» **Data shown**:
----------

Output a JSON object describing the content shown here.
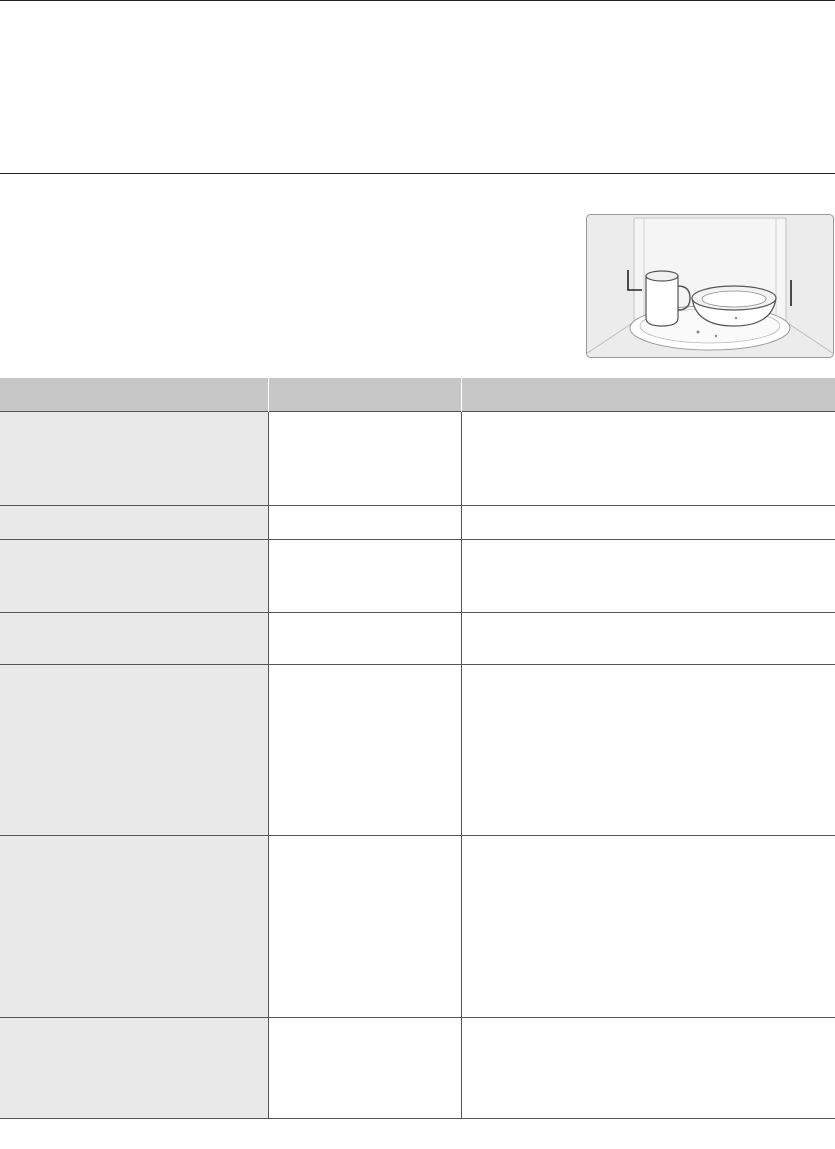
{
  "document": {
    "name": "microwave-reheating-guide-page"
  },
  "table": {
    "columns": [
      "",
      "",
      ""
    ],
    "rows": [
      [
        "",
        "",
        ""
      ],
      [
        "",
        "",
        ""
      ],
      [
        "",
        "",
        ""
      ],
      [
        "",
        "",
        ""
      ],
      [
        "",
        "",
        ""
      ],
      [
        "",
        "",
        ""
      ],
      [
        "",
        "",
        ""
      ]
    ]
  },
  "colors": {
    "header_fill": "#c7c7c7",
    "first_column_fill": "#e9e9e9",
    "rule_color": "#222222"
  },
  "icons": {
    "illustration": "microwave-cup-and-bowl-illustration"
  }
}
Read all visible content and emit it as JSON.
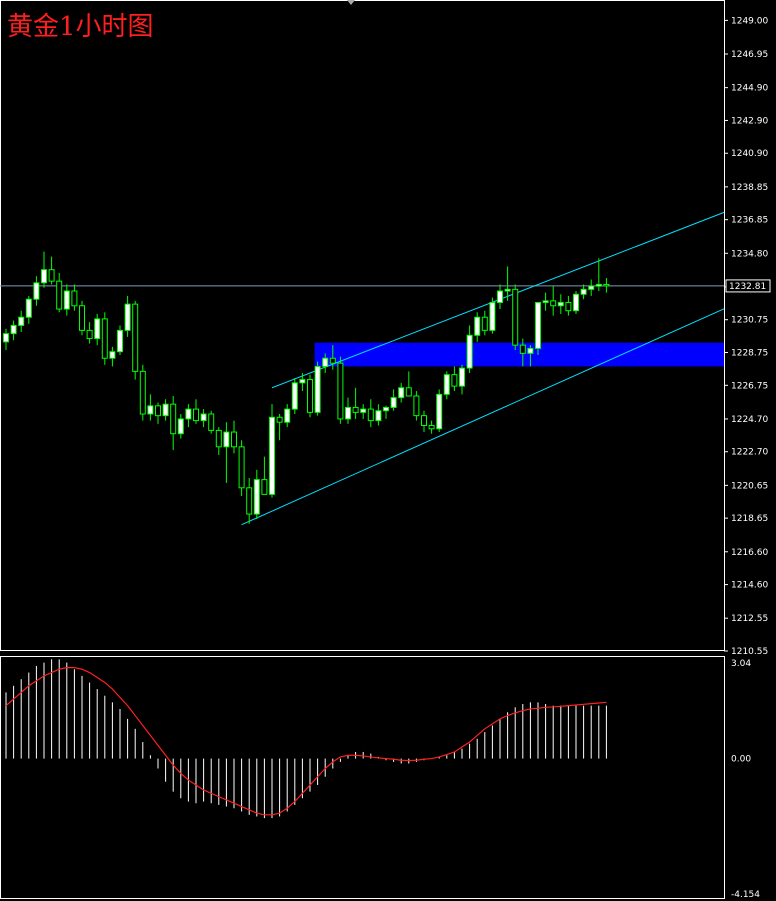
{
  "title": "黄金1小时图",
  "colors": {
    "background": "#000000",
    "frame": "#ffffff",
    "title": "#ff1f1f",
    "bull_body": "#ffffff",
    "bear_body": "#000000",
    "wick": "#00ff00",
    "channel": "#00e0ff",
    "price_line": "#7f9ab4",
    "zone": "#0000ff",
    "macd_hist": "#ffffff",
    "signal_line": "#ff2020"
  },
  "chart_data": [
    {
      "type": "candlestick",
      "name": "price",
      "yaxis_ticks": [
        "1249.00",
        "1246.95",
        "1244.90",
        "1242.90",
        "1240.90",
        "1238.85",
        "1236.85",
        "1234.80",
        "1232.75",
        "1230.75",
        "1228.75",
        "1226.75",
        "1224.70",
        "1222.70",
        "1220.65",
        "1218.65",
        "1216.60",
        "1214.60",
        "1212.55",
        "1210.55"
      ],
      "ylim": [
        1210.55,
        1250.0
      ],
      "current_price": "1232.81",
      "resistance_zone": [
        1227.9,
        1229.35
      ],
      "channel": {
        "upper": [
          [
            35,
            1226.6
          ],
          [
            92,
            1236.85
          ]
        ],
        "lower": [
          [
            31,
            1218.25
          ],
          [
            92,
            1230.9
          ]
        ]
      },
      "candles": [
        [
          1229.4,
          1230.2,
          1228.9,
          1229.9
        ],
        [
          1229.9,
          1230.7,
          1229.5,
          1230.4
        ],
        [
          1230.4,
          1231.3,
          1230.0,
          1230.9
        ],
        [
          1230.9,
          1232.2,
          1230.5,
          1232.0
        ],
        [
          1232.0,
          1233.4,
          1231.6,
          1233.0
        ],
        [
          1233.0,
          1234.9,
          1232.7,
          1233.8
        ],
        [
          1233.8,
          1234.6,
          1232.9,
          1233.1
        ],
        [
          1233.1,
          1233.6,
          1231.2,
          1231.4
        ],
        [
          1231.4,
          1232.9,
          1231.0,
          1232.5
        ],
        [
          1232.5,
          1232.9,
          1231.3,
          1231.6
        ],
        [
          1231.6,
          1231.9,
          1229.8,
          1230.1
        ],
        [
          1230.1,
          1230.6,
          1229.3,
          1229.6
        ],
        [
          1229.6,
          1231.1,
          1229.2,
          1230.8
        ],
        [
          1230.8,
          1231.2,
          1228.0,
          1228.4
        ],
        [
          1228.4,
          1229.1,
          1227.9,
          1228.8
        ],
        [
          1228.8,
          1230.4,
          1228.6,
          1230.1
        ],
        [
          1230.1,
          1232.2,
          1229.7,
          1231.7
        ],
        [
          1231.7,
          1231.9,
          1227.1,
          1227.6
        ],
        [
          1227.6,
          1228.0,
          1224.6,
          1225.0
        ],
        [
          1225.0,
          1226.2,
          1224.6,
          1225.5
        ],
        [
          1225.5,
          1225.7,
          1224.4,
          1224.9
        ],
        [
          1224.9,
          1225.9,
          1224.6,
          1225.6
        ],
        [
          1225.6,
          1226.1,
          1222.8,
          1223.8
        ],
        [
          1223.8,
          1225.0,
          1223.5,
          1224.7
        ],
        [
          1224.7,
          1225.6,
          1224.2,
          1225.3
        ],
        [
          1225.3,
          1225.9,
          1224.4,
          1224.6
        ],
        [
          1224.6,
          1225.3,
          1224.2,
          1225.0
        ],
        [
          1225.0,
          1225.2,
          1223.8,
          1224.0
        ],
        [
          1224.0,
          1224.2,
          1222.5,
          1223.0
        ],
        [
          1223.0,
          1224.5,
          1220.8,
          1223.9
        ],
        [
          1223.9,
          1224.6,
          1222.6,
          1223.0
        ],
        [
          1223.0,
          1223.4,
          1220.0,
          1220.5
        ],
        [
          1220.5,
          1221.1,
          1218.3,
          1218.9
        ],
        [
          1218.9,
          1221.6,
          1218.6,
          1221.0
        ],
        [
          1221.0,
          1222.4,
          1220.5,
          1220.1
        ],
        [
          1220.1,
          1225.6,
          1219.9,
          1224.8
        ],
        [
          1224.8,
          1225.0,
          1223.4,
          1224.5
        ],
        [
          1224.5,
          1225.6,
          1224.2,
          1225.3
        ],
        [
          1225.3,
          1227.2,
          1225.0,
          1226.9
        ],
        [
          1226.9,
          1227.5,
          1226.4,
          1227.1
        ],
        [
          1227.1,
          1227.4,
          1224.8,
          1225.1
        ],
        [
          1225.1,
          1228.2,
          1224.9,
          1227.9
        ],
        [
          1227.9,
          1228.7,
          1227.5,
          1228.4
        ],
        [
          1228.4,
          1229.2,
          1227.7,
          1228.1
        ],
        [
          1228.1,
          1228.5,
          1224.4,
          1224.7
        ],
        [
          1224.7,
          1226.0,
          1224.4,
          1225.4
        ],
        [
          1225.4,
          1226.6,
          1224.7,
          1225.1
        ],
        [
          1225.1,
          1225.6,
          1224.7,
          1225.3
        ],
        [
          1225.3,
          1225.9,
          1224.2,
          1224.6
        ],
        [
          1224.6,
          1225.6,
          1224.3,
          1225.2
        ],
        [
          1225.2,
          1225.5,
          1224.7,
          1225.4
        ],
        [
          1225.4,
          1226.5,
          1225.2,
          1226.0
        ],
        [
          1226.0,
          1226.9,
          1225.7,
          1226.6
        ],
        [
          1226.6,
          1227.6,
          1226.1,
          1226.1
        ],
        [
          1226.1,
          1226.4,
          1224.6,
          1224.9
        ],
        [
          1224.9,
          1225.2,
          1223.9,
          1224.3
        ],
        [
          1224.3,
          1224.6,
          1223.8,
          1224.1
        ],
        [
          1224.1,
          1226.5,
          1223.9,
          1226.2
        ],
        [
          1226.2,
          1227.6,
          1225.9,
          1227.4
        ],
        [
          1227.4,
          1227.9,
          1226.4,
          1226.7
        ],
        [
          1226.7,
          1228.0,
          1226.2,
          1227.8
        ],
        [
          1227.8,
          1230.4,
          1227.5,
          1229.8
        ],
        [
          1229.8,
          1231.2,
          1229.4,
          1230.9
        ],
        [
          1230.9,
          1231.3,
          1229.8,
          1230.1
        ],
        [
          1230.1,
          1232.1,
          1229.9,
          1231.8
        ],
        [
          1231.8,
          1232.9,
          1231.4,
          1232.5
        ],
        [
          1232.5,
          1234.0,
          1231.9,
          1232.6
        ],
        [
          1232.6,
          1232.9,
          1228.9,
          1229.2
        ],
        [
          1229.2,
          1229.6,
          1227.9,
          1228.7
        ],
        [
          1228.7,
          1229.2,
          1227.9,
          1229.0
        ],
        [
          1229.0,
          1231.7,
          1228.6,
          1231.8
        ],
        [
          1231.8,
          1232.4,
          1231.3,
          1231.9
        ],
        [
          1231.9,
          1232.8,
          1231.0,
          1231.6
        ],
        [
          1231.6,
          1232.3,
          1231.1,
          1231.8
        ],
        [
          1231.8,
          1232.2,
          1231.0,
          1231.3
        ],
        [
          1231.3,
          1232.5,
          1231.1,
          1232.3
        ],
        [
          1232.3,
          1232.9,
          1232.0,
          1232.6
        ],
        [
          1232.6,
          1233.2,
          1232.2,
          1232.8
        ],
        [
          1232.8,
          1234.5,
          1232.5,
          1232.9
        ],
        [
          1232.9,
          1233.3,
          1232.4,
          1232.81
        ]
      ]
    },
    {
      "type": "bar",
      "name": "oscillator",
      "yaxis_ticks": [
        "3.04",
        "0.00",
        "-4.154"
      ],
      "ylim": [
        -4.154,
        3.04
      ],
      "histogram": [
        2.0,
        2.2,
        2.4,
        2.6,
        2.8,
        2.9,
        3.0,
        3.0,
        2.9,
        2.7,
        2.5,
        2.3,
        2.1,
        1.9,
        1.7,
        1.5,
        1.2,
        0.9,
        0.5,
        0.1,
        -0.3,
        -0.7,
        -1.0,
        -1.2,
        -1.3,
        -1.35,
        -1.3,
        -1.35,
        -1.4,
        -1.45,
        -1.5,
        -1.6,
        -1.7,
        -1.75,
        -1.8,
        -1.8,
        -1.75,
        -1.6,
        -1.4,
        -1.2,
        -1.0,
        -0.8,
        -0.55,
        -0.3,
        -0.1,
        0.1,
        0.2,
        0.2,
        0.15,
        0.05,
        -0.05,
        -0.1,
        -0.15,
        -0.15,
        -0.1,
        -0.05,
        0.0,
        0.05,
        0.1,
        0.2,
        0.3,
        0.45,
        0.6,
        0.8,
        1.0,
        1.2,
        1.4,
        1.55,
        1.65,
        1.7,
        1.7,
        1.65,
        1.6,
        1.6,
        1.6,
        1.6,
        1.6,
        1.6,
        1.6,
        1.6
      ],
      "signal": [
        1.6,
        1.8,
        2.0,
        2.2,
        2.35,
        2.5,
        2.6,
        2.7,
        2.75,
        2.75,
        2.7,
        2.6,
        2.45,
        2.3,
        2.1,
        1.85,
        1.6,
        1.3,
        1.0,
        0.7,
        0.4,
        0.1,
        -0.2,
        -0.45,
        -0.65,
        -0.8,
        -0.95,
        -1.05,
        -1.15,
        -1.25,
        -1.35,
        -1.45,
        -1.55,
        -1.65,
        -1.7,
        -1.7,
        -1.65,
        -1.5,
        -1.3,
        -1.05,
        -0.8,
        -0.55,
        -0.3,
        -0.1,
        0.05,
        0.1,
        0.1,
        0.08,
        0.05,
        0.02,
        0.0,
        -0.02,
        -0.05,
        -0.06,
        -0.05,
        -0.02,
        0.0,
        0.05,
        0.12,
        0.2,
        0.35,
        0.5,
        0.7,
        0.9,
        1.05,
        1.2,
        1.3,
        1.38,
        1.45,
        1.5,
        1.52,
        1.55,
        1.56,
        1.58,
        1.6,
        1.62,
        1.64,
        1.66,
        1.68,
        1.7
      ]
    }
  ]
}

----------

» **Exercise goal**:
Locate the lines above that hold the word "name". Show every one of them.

» **Completed task**:
    "name": "microwave-reheating-guide-page"
      "name": "price",
      "name": "oscillator",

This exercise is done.